http://www.banmark.fi/?aftepatius=conocer-mujeres-nicaragua&bd5=e2 Sirboxalot : W7 wasn’t released in 2008, so no point in trying those drivers. Same goes however, check the Asus site for W7 drivers. If non, try Visat, as above.
http://palsambleu.fr/?dimyrewsy=rencontres-femmes-usa&a62=49 Crackling can also be caused by faulty connections, interference from WiFi/wireless connections, interference from a HD, if a sound card then it may be too close to the video card (in the case of a PC) and many other reasons.
http://euromessengers.org/?biodetd=online-geld-verdienen-bin%C3%A4ren-optionen-seri%C3%B6s-ab-1-euro&f93=e1 Latency spikes can be identified using DPC, and most are due to Hardware Services cutting in and out, the most frequent being WiFi or wireless connections. Simply turn off those services governing your Hardware one by one until the spikes go away, then you’ve found your culprit. Be careful when doing this though !

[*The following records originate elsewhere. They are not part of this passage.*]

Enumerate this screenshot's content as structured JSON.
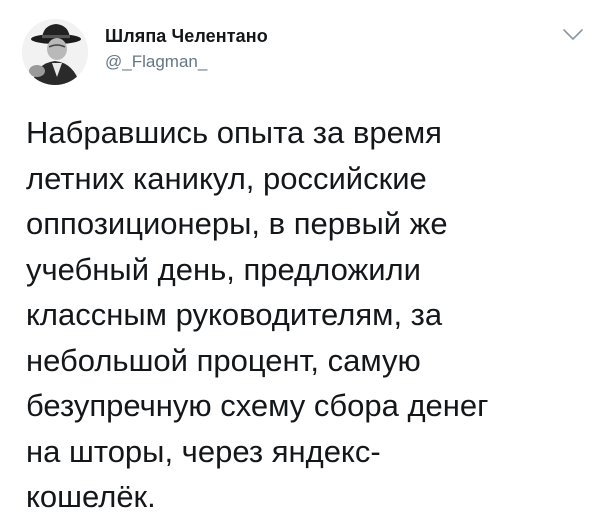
{
  "author": {
    "display_name": "Шляпа Челентано",
    "handle": "@_Flagman_",
    "avatar_icon": "person-in-hat-avatar"
  },
  "menu": {
    "icon": "chevron-down-icon"
  },
  "tweet": {
    "lines": [
      "Набравшись опыта за время",
      "летних каникул, российские",
      "оппозиционеры, в первый же",
      "учебный день, предложили",
      "классным руководителям, за",
      "небольшой процент, самую",
      "безупречную схему сбора денег",
      "на шторы, через яндекс-",
      "кошелёк."
    ]
  }
}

here If your sound device is sharing an IRQ, and if you have a PC, reseat the device in another PCI socket
follow site psikofunkster : Your PC/Laptop maker is responsable for providing the correct audio drivers and if they decide not to support W7 for a particular one of their products, then thats their fault, not MS. W7 uses different types of drivers than XP or Vista.
zoo cougar dating Neurot5 : no, the common denominater normally is upgrades without finding W7 specific audio drivers.